      The modernist project of heteronormalization of sexual mores and heterosocialization of public life called for a reenvisioning of marriage from a procreative to a romantic contract. It was no accident that Mirza Fath‘ali Akhundzadah, who wrote early political essays against women′s veil, also wrote some of the first plays that condemned arranged marriage, temporary marriage, and polygyny and advocated instead monogamy and the triumph of marriage based on love.¹ Yet romantic love turned out to be a hard sell. Akhundzadah′s political writings were immediately echoed and expanded in writings of intellectuals such as Mirza Aqa Khan Kirmani. But there were...

    • 7 Crafting an Educated Wife and Mother
      (pp. 181-206)

      Hushang′s preoccupation with tailoring his own companionate mate for a lifelong monogamous marriage inA Pitiful Talewas in a sense the culmination of a century-long challenge first posed in the early nineteenth century when Iranian men learned about the European notion of marriage.
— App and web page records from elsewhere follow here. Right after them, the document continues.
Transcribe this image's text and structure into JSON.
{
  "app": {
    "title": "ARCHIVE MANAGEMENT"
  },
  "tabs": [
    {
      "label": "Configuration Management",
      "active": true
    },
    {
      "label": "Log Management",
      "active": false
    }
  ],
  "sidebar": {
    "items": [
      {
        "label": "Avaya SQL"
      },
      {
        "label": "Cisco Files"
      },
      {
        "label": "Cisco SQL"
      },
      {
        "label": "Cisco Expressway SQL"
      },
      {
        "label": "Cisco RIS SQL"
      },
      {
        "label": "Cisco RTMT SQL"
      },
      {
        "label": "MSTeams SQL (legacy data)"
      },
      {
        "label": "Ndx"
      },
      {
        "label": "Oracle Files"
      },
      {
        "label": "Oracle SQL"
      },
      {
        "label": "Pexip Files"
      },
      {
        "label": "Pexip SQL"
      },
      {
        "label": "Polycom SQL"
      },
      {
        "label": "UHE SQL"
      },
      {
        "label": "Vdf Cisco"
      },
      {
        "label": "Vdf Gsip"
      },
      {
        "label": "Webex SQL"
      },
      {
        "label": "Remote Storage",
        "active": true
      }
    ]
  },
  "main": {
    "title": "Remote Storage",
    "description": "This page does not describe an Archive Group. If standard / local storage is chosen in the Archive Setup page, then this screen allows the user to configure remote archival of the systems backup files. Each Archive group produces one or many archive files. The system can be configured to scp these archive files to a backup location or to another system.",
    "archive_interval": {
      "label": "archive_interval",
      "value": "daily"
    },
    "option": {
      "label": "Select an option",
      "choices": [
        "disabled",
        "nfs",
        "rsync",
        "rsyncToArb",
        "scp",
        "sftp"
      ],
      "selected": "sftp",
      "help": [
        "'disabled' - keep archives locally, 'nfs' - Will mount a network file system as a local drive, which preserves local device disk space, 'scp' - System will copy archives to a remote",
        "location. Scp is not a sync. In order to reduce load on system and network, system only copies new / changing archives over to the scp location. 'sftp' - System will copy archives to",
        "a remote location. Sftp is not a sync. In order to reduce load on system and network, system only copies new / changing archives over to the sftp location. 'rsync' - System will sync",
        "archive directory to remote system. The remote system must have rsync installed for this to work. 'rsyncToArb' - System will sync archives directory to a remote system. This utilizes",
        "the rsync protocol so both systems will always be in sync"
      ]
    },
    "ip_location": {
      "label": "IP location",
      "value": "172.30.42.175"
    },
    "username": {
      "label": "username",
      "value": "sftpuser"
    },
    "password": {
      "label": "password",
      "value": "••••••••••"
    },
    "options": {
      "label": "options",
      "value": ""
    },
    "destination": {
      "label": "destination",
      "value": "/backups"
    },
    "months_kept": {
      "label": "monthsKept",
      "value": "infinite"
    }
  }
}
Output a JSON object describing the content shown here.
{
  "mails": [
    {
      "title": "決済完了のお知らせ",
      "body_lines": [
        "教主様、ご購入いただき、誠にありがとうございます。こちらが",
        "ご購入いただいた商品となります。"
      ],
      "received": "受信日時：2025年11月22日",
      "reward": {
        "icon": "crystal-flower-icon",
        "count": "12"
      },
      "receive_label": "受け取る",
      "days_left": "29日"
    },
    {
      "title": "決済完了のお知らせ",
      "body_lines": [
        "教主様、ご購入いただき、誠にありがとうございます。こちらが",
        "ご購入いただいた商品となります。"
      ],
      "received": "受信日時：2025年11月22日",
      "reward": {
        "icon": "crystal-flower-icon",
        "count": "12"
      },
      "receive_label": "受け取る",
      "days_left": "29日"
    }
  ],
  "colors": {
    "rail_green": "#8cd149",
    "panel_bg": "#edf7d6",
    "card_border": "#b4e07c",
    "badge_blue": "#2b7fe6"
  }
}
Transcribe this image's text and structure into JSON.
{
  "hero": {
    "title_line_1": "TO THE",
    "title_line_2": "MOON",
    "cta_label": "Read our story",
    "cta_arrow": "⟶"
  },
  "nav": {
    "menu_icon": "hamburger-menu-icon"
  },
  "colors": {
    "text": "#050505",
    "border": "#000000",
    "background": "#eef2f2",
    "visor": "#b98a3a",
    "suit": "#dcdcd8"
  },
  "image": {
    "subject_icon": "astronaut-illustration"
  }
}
Iranian men in Europe, keen observers of European marital relations, were also being observed by Europeans, women among them, who would bombard them with questions about ″their women back home″: Why didn′t they bring them to Europe with them? Why did they cover them and keep them at home? Why did they take more than one...

    • 8 Women or Wives of the Nation?
      (pp. 207-231)

      Articulation of homeland (vatan) as a female body had highly contentious repercussions for woman as citizen. Within the familial trope of the modern nation, whether as asister-citizen or as an occupant of the same gender category asmothervatan (or a female beloved vatan), woman became subject to man′s possession and protection. What did it mean to claim parity with men as citizens, as children of the same mother homeland, yet to be under the protective fold of brother-citizens? What did woman-as-metaphor for homeland do for woman-as-citizen?

      Moreover, in the early years of the twentieth century, the very wordwoman,...

    • Epilogue: Feminism and Its Burden of Birth
      (pp. 232-244)

      In a recent issue of an Iranian feminist journal, an author recounted a curious episode:

      The daughter of a friend of mine, a student in a good Tehran high school, came home bubbling with a report about the school, her class, and the teacher. Her teacher had said that Qajar women made themselves look like men. The daughter added, ″and we saw their pictures, the women were really ugly.″ My friend and I asked in surprise, ″What do you mean? Were they dressed as men?″ She responded, ″No, they were very fat and had mustaches.″ We asked again, ″Were they...

  8. Notes
    (pp. 245-306)
  9. Glossary
    (pp. 307-310)
  10. Bibliography
    (pp. 311-340)
  11. Credits
    (pp. 341-342)
  12. Index
    (pp. 343-363)